From award-winning poet Margarita Engle comesDreams from Many Rivers, an middle grade verse history of Latinos in the United States, told through many voices, and featuring illustrations by Beatriz Gutierrez Hernandez. From Juana Briones and Juan Ponce de León, to eighteenth century slaves and modern-day sixth graders, the many and varied people depicted in this moving narrative speak to the experiences and contributions of Latinos throughout the history of the United States, from the earliest known stories up to present day. It's a portrait of a great, enormously varied, and enduring heritage. A compelling treatment of an important topic.

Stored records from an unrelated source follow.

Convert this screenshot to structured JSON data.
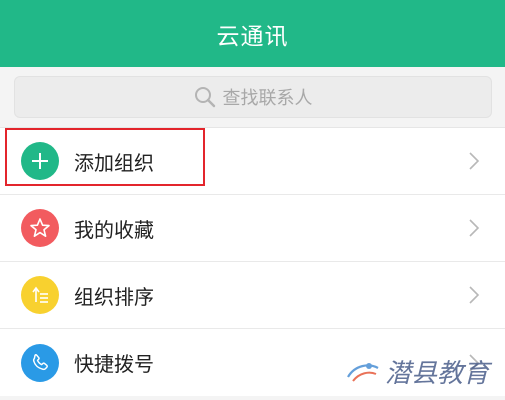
{
  "header": {
    "title": "云通讯"
  },
  "search": {
    "placeholder": "查找联系人",
    "icon": "search-icon"
  },
  "list": {
    "items": [
      {
        "label": "添加组织",
        "icon": "plus-icon",
        "icon_color": "#21b888"
      },
      {
        "label": "我的收藏",
        "icon": "star-icon",
        "icon_color": "#f25b5f"
      },
      {
        "label": "组织排序",
        "icon": "sort-icon",
        "icon_color": "#f8d12f"
      },
      {
        "label": "快捷拨号",
        "icon": "phone-icon",
        "icon_color": "#2a9ae6"
      }
    ]
  },
  "highlight": {
    "target": "添加组织",
    "color": "#e3252c"
  },
  "watermark": {
    "text": "潜县教育"
  },
  "colors": {
    "header_bg": "#21b888",
    "page_bg": "#f4f4f4",
    "text": "#222222"
  }
}
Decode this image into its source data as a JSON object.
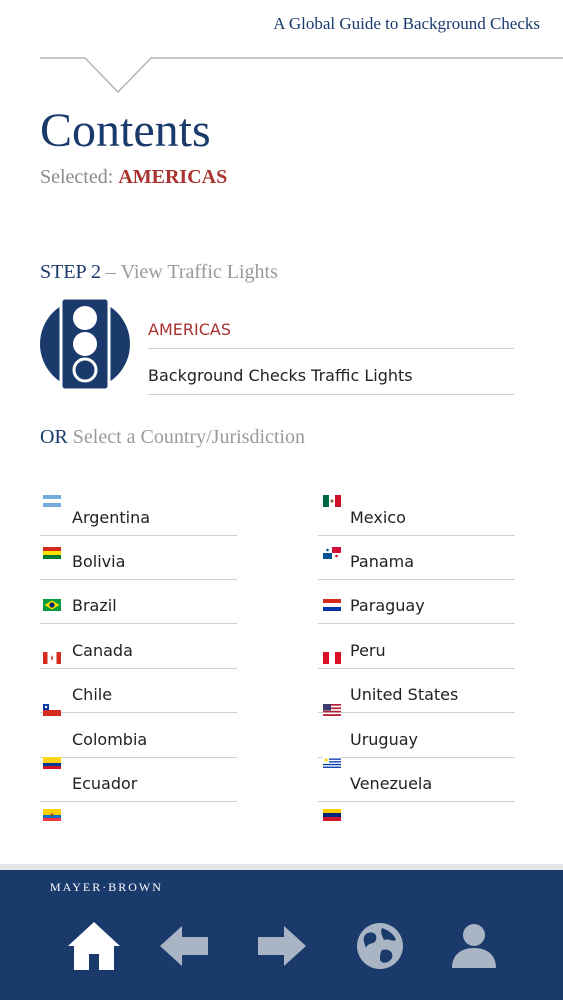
{
  "header": {
    "guide_title": "A Global Guide to Background Checks"
  },
  "page": {
    "title": "Contents",
    "selected_label": "Selected:",
    "selected_value": "AMERICAS"
  },
  "step": {
    "label": "STEP 2",
    "dash": " – ",
    "text": "View Traffic Lights",
    "links": [
      {
        "label": "AMERICAS"
      },
      {
        "label": "Background Checks Traffic Lights"
      }
    ]
  },
  "or_section": {
    "label": "OR",
    "text": " Select a Country/Jurisdiction"
  },
  "countries_left": [
    {
      "name": "Argentina",
      "flag": "argentina-flag-icon"
    },
    {
      "name": "Bolivia",
      "flag": "bolivia-flag-icon"
    },
    {
      "name": "Brazil",
      "flag": "brazil-flag-icon"
    },
    {
      "name": "Canada",
      "flag": "canada-flag-icon"
    },
    {
      "name": "Chile",
      "flag": "chile-flag-icon"
    },
    {
      "name": "Colombia",
      "flag": "colombia-flag-icon"
    },
    {
      "name": "Ecuador",
      "flag": "ecuador-flag-icon"
    }
  ],
  "countries_right": [
    {
      "name": "Mexico",
      "flag": "mexico-flag-icon"
    },
    {
      "name": "Panama",
      "flag": "panama-flag-icon"
    },
    {
      "name": "Paraguay",
      "flag": "paraguay-flag-icon"
    },
    {
      "name": "Peru",
      "flag": "peru-flag-icon"
    },
    {
      "name": "United States",
      "flag": "united-states-flag-icon"
    },
    {
      "name": "Uruguay",
      "flag": "uruguay-flag-icon"
    },
    {
      "name": "Venezuela",
      "flag": "venezuela-flag-icon"
    }
  ],
  "footer": {
    "brand": "MAYER·BROWN",
    "nav_icons": [
      "home-icon",
      "back-arrow-icon",
      "forward-arrow-icon",
      "globe-icon",
      "person-icon"
    ]
  },
  "colors": {
    "navy": "#1a3a6b",
    "accent_red": "#a8332f",
    "muted_gray": "#9a9a9a"
  }
}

An instant #1 New York Times bestseller! An instant USA Today and Wall Street Journal bestseller! The newest picture book from the creators of Iggy Peck, Architect; Rosie Revere, Engineer; and Ada Twist, Scientist stars Sofia Valdez, a community leader who stands up for what she believes in! Every morning, Abuelo walks Sofia to school . . . until one day, when Abuelo hurts his ankle at a local landfill and he can no longer do so. Sofia (aka Sofi) misses her Abuelo and wonders what she can do about the dangerous Mount Trashmore. Then she gets an idea--the town can turn the slimy mess into a park! She brainstorms and plans and finally works up the courage to go to City Hall--only to be told by a clerk that she can't build a park because she's just a kid! Sofia is down but not out, and she sets out to prove what one kid can do. Collect them all! Add these other STEM favorites from #1 New York Times bestselling team Andrea Beaty and David Roberts to your family library today! Rosie Revere, Engineer Iggy Peck, Architect Ada Twist, Scientist Rosie Revere and the Raucous Riveters Ada Twist and the Perilous Pants Ada Twist's Big Project Book for Stellar Scientists Iggy Peck's Big Project Book for Amazing Architects Rosie Revere's Big Project Book for Bold Engineers Questioneers Family Calendar